Danielle Da Silva is the CEO and Co-founder of Photographers Without Borders. Registered as an NPO in Canada Photographers Without Borders reaches out to developmental, sustainable and (because of the great work photographers have done), recognizable organizations worldwide. I was able to chat with Danielle and she shared some of her story and talked a lot about how Photographer’s Without Borders became an astounding reality.
I would really like to know what got you interested in such as self-less cause, what inspired you to dedicate yourself to Photographers Without Borders?
Well, I’ve been working in international development for a long time, developing sustainable business plans and really getting a project of the ground. And I’ve always had a camera, since I was sixteen, and before that I was really into painting in my early teens but I grew to like the camera better, it allowed me freedom to better depict the things I was trying to tell people.
Specifically, when I had just started [with a camera], I was in India and some of the things I was trying to say were just so much better communicated through photos. I felt like, once they saw the photos, they’d understand.
I understand you are getting ready for your workshop in Costa Rica, do you have any words for the preparative photographers or first time travelers?
Photographers who’ve never really done photography have applied to the workshop, honestly we have received so many applications, people who are young, people who think they want to do it but aren’t really committed. But for the people who do make it; there will be teaching, portraiture, landscape, lessons on natural light, guidelines for shooting in the field, how to build an effective relationship, best practices in the field. There is a team of two staff that I lead, its really, really educational and really fun for photographers.
Can you tell me a little bit about your achievements? Have you ever felt at any point like you have really made a difference for the better?

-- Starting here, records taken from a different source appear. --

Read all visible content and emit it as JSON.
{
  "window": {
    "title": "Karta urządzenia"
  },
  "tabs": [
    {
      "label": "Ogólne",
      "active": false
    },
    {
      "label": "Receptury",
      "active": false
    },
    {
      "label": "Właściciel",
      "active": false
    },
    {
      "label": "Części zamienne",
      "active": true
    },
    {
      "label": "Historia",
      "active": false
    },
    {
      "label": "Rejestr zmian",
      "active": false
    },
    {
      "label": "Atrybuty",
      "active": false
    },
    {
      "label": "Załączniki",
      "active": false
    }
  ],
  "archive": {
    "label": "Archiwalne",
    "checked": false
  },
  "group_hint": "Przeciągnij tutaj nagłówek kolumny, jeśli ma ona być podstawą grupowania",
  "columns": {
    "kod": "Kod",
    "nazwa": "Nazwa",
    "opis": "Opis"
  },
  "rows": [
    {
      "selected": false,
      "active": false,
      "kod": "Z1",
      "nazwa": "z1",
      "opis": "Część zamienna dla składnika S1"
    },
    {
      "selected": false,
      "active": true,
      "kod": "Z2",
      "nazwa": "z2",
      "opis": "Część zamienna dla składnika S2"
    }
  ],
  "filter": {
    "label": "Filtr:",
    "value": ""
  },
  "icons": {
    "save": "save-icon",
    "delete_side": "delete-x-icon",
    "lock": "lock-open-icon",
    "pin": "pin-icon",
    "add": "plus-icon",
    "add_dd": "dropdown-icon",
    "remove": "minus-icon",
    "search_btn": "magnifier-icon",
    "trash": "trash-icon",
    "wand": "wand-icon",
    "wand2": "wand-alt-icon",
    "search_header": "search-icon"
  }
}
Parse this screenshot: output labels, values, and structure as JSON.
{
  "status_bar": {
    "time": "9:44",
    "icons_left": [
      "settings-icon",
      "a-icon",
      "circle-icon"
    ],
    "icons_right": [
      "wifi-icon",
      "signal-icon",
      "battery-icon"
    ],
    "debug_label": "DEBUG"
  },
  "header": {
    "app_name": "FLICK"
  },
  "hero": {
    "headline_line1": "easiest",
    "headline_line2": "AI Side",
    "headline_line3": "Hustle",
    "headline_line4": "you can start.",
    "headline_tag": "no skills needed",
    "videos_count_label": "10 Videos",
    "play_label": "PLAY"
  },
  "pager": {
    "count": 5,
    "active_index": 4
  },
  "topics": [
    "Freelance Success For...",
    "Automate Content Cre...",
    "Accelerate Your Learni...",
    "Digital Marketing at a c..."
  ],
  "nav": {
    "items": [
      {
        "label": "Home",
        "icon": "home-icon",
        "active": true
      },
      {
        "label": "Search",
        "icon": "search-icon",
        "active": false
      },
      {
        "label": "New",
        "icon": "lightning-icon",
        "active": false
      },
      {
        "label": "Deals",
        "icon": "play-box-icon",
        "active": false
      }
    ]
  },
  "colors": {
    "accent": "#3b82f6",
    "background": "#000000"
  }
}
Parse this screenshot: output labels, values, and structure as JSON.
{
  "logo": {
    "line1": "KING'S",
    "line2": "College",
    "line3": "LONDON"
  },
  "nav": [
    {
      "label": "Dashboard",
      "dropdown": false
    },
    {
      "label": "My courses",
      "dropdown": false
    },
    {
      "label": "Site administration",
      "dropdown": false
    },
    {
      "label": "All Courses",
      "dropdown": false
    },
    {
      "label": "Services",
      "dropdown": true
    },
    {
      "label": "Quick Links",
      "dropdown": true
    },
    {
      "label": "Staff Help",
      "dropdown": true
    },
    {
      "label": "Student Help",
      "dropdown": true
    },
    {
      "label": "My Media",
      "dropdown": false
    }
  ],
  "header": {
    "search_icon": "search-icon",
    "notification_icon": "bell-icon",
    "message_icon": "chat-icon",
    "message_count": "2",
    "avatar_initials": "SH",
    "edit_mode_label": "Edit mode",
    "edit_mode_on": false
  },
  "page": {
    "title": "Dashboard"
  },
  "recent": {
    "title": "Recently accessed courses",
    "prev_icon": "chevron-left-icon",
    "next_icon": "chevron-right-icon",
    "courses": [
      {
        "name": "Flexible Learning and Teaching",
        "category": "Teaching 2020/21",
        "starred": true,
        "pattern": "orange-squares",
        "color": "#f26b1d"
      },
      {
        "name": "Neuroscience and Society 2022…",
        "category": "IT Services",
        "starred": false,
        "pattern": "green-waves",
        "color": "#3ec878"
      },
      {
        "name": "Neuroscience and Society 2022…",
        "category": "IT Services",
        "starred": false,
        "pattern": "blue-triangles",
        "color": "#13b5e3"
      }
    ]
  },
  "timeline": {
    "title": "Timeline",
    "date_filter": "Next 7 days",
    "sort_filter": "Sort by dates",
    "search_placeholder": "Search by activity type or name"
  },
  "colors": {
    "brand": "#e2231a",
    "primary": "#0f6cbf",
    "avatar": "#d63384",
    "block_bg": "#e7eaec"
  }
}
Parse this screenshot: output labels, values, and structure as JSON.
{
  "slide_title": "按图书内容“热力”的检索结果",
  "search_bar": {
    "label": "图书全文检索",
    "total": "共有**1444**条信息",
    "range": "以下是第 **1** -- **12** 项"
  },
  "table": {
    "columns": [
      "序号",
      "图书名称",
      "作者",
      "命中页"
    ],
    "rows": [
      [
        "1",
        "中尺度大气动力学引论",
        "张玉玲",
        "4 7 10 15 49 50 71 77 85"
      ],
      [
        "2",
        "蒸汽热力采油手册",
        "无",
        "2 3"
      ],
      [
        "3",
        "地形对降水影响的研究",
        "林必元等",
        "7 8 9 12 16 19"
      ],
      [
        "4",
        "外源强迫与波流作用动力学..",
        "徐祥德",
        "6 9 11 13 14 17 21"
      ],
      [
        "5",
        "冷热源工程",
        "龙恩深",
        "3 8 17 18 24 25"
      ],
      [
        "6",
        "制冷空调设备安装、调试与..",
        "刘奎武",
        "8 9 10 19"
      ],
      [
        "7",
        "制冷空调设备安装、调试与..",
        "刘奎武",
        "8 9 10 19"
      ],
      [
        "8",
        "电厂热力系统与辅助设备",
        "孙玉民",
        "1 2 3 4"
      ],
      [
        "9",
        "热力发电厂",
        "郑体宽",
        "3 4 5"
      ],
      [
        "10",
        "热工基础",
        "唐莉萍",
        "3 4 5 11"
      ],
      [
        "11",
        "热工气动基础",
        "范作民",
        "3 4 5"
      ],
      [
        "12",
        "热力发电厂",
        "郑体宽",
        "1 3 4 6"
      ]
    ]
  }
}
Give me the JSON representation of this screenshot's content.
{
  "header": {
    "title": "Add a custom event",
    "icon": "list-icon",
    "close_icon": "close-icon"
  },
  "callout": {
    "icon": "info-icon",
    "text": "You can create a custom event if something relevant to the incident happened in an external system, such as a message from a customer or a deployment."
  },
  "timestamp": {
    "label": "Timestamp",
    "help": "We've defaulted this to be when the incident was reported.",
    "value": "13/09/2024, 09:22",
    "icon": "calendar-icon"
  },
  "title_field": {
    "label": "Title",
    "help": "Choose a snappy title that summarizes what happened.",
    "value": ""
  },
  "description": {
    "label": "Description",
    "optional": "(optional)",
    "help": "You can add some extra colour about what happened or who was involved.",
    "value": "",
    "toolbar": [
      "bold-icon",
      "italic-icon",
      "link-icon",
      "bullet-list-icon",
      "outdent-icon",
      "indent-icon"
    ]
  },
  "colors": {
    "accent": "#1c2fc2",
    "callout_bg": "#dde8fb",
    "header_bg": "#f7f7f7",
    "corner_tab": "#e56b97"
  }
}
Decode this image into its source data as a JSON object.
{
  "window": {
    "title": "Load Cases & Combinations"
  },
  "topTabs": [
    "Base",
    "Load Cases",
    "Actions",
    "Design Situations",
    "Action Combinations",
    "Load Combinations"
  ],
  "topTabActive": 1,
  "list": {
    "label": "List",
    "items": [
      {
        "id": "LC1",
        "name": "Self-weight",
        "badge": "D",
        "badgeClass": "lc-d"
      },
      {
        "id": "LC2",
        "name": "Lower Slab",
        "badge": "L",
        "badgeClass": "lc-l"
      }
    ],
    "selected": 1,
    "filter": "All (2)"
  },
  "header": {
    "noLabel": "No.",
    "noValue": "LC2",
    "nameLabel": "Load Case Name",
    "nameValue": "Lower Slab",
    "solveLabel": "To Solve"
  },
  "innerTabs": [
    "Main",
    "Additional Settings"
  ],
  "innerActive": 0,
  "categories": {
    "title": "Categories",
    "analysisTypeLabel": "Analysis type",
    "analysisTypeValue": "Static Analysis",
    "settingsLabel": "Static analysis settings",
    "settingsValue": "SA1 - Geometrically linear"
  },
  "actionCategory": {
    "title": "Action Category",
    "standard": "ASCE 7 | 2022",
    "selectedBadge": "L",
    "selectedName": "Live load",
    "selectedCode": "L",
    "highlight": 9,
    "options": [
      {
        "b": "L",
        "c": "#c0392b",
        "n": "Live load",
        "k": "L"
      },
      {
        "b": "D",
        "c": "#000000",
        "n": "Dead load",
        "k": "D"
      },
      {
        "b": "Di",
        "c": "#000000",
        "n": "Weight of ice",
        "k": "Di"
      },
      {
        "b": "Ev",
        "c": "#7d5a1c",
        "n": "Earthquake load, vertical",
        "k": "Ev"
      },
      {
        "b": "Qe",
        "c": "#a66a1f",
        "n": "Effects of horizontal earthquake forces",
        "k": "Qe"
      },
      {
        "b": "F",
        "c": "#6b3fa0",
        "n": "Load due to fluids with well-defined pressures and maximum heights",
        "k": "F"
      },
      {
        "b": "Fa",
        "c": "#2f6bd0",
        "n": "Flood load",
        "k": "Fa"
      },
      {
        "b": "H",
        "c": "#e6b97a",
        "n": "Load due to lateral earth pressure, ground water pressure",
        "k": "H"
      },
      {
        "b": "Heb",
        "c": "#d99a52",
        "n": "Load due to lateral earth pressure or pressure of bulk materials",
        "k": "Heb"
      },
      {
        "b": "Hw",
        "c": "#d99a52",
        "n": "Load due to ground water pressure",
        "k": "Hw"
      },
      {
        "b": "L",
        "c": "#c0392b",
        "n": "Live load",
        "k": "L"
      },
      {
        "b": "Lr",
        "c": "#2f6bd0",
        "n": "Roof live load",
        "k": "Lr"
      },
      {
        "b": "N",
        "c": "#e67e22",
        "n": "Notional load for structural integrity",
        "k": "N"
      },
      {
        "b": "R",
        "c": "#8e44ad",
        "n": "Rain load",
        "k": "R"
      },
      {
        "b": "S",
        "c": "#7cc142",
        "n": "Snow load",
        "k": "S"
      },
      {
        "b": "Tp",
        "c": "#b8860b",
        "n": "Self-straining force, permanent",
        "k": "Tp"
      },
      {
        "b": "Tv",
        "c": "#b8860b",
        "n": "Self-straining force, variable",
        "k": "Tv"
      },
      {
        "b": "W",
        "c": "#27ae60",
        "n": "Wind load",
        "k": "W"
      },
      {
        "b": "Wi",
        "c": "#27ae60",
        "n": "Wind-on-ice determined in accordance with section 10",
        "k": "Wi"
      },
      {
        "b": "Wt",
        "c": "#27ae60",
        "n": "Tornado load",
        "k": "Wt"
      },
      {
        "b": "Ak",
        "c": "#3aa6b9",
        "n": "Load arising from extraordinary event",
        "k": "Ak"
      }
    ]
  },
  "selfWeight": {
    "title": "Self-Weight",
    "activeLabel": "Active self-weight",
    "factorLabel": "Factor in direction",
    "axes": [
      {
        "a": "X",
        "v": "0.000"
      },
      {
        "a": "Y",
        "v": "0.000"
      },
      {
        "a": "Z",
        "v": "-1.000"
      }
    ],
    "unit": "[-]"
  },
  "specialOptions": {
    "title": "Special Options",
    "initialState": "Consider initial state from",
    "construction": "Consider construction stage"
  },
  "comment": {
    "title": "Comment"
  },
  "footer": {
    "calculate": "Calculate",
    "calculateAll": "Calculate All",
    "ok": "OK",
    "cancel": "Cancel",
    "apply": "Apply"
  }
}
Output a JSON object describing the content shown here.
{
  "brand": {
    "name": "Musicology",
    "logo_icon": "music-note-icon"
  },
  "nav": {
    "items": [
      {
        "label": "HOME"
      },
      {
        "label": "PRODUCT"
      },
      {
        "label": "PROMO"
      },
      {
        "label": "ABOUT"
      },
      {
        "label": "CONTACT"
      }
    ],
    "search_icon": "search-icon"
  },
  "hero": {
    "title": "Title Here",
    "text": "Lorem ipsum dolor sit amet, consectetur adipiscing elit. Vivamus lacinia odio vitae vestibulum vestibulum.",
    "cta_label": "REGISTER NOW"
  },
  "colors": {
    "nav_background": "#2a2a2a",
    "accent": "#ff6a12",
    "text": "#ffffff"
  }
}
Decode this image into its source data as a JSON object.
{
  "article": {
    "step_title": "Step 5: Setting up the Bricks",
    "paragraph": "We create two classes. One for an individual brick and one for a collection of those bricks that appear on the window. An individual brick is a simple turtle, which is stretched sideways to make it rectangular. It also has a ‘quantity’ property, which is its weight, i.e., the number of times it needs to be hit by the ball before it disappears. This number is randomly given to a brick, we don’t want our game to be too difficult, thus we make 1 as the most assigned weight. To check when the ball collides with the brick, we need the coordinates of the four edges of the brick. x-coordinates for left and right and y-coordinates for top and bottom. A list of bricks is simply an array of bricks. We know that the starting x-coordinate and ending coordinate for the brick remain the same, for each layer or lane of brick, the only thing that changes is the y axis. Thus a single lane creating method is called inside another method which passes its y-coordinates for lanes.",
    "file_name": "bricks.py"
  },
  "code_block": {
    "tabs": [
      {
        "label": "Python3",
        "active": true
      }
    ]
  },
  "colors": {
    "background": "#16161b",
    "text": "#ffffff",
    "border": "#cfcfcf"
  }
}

Well, when I started, before I graduated high school I traveled to Honduras in Guatemala. It was an eye-opening experience being somewhere on my own, you’ve got to remember that I’m relatively new to this, and I was volunteering for the first time in a culture that I was being totally immersed in. One thing you have to do when you are dropped in a new culture you must adapt, but it was really inspiring working with kids. India was our very first project, then in Tanzania, Deborah was our contact there, she was really great at extending the olive branch and it really allowed for some fantastic photo opportunities. It became so inspiring with everyday people and its an inspiring way to get others involved with small changes.
In your experience have you encountered any major obstacles or challenges that have caused you to re-evaluate your approach?
Funding, we always need more money. I mean when you’re operating within an NPO you really have to work to make everything affordable. But you know honestly, growing up, my parents weren’t very well-off so when it came time to immerse myself in cultures that live with less it wasn’t a very difficult adjustment for me. But, you know, being a photographer and a woman I really had to work at blending in. And basic conditions and language barriers are always a factor.
Do you have any particular achievements you’d like to share? Any points of pride?
When we got back from our Jordan Israel trip, how can I explain this, there are many different sides and perspectives from an ethical standpoint in Israel, I just always try to distance myself as much as possible from what I am photographing. But its also about travelling, and being a respectful traveller.
Want to learn and travel with Danielle? We have opened up two more spots in our Workshop that is taking place in September in Costa Rica. Click here to learn more!